> [Task brief]: Please copy every line of the data in which the string "Password" appears.

> [Exercise materials]:
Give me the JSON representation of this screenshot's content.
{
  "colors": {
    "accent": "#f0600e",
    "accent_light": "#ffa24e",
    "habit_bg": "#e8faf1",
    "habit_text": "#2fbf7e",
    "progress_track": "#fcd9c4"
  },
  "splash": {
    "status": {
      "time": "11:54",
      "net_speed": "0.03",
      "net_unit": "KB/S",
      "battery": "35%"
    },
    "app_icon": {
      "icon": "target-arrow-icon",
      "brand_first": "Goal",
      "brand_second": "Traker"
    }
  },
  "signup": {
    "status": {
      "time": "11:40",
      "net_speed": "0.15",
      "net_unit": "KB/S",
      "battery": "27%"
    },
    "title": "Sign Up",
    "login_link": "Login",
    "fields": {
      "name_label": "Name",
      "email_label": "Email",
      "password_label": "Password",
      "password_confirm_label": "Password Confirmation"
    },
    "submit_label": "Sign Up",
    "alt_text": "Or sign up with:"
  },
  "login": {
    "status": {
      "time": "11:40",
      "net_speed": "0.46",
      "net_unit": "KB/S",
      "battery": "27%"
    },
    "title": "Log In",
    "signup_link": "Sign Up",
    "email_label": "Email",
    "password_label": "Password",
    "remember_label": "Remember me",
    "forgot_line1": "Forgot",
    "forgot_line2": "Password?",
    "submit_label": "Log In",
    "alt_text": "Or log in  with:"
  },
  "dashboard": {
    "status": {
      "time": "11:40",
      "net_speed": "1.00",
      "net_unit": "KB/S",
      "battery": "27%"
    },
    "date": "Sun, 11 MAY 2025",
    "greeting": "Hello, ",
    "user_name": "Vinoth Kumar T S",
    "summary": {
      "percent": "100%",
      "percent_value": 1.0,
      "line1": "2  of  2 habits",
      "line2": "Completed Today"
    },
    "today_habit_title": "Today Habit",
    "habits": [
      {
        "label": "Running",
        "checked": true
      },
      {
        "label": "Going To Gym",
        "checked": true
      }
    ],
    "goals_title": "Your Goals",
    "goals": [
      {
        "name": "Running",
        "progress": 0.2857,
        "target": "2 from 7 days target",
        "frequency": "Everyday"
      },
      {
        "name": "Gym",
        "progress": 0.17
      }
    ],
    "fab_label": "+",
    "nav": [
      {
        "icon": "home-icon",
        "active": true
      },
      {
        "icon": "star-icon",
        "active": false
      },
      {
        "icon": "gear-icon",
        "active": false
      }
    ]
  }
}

> [Reply]:
      "password_label": "Password",
      "password_confirm_label": "Password Confirmation"
    "password_label": "Password",
    "forgot_line2": "Password?",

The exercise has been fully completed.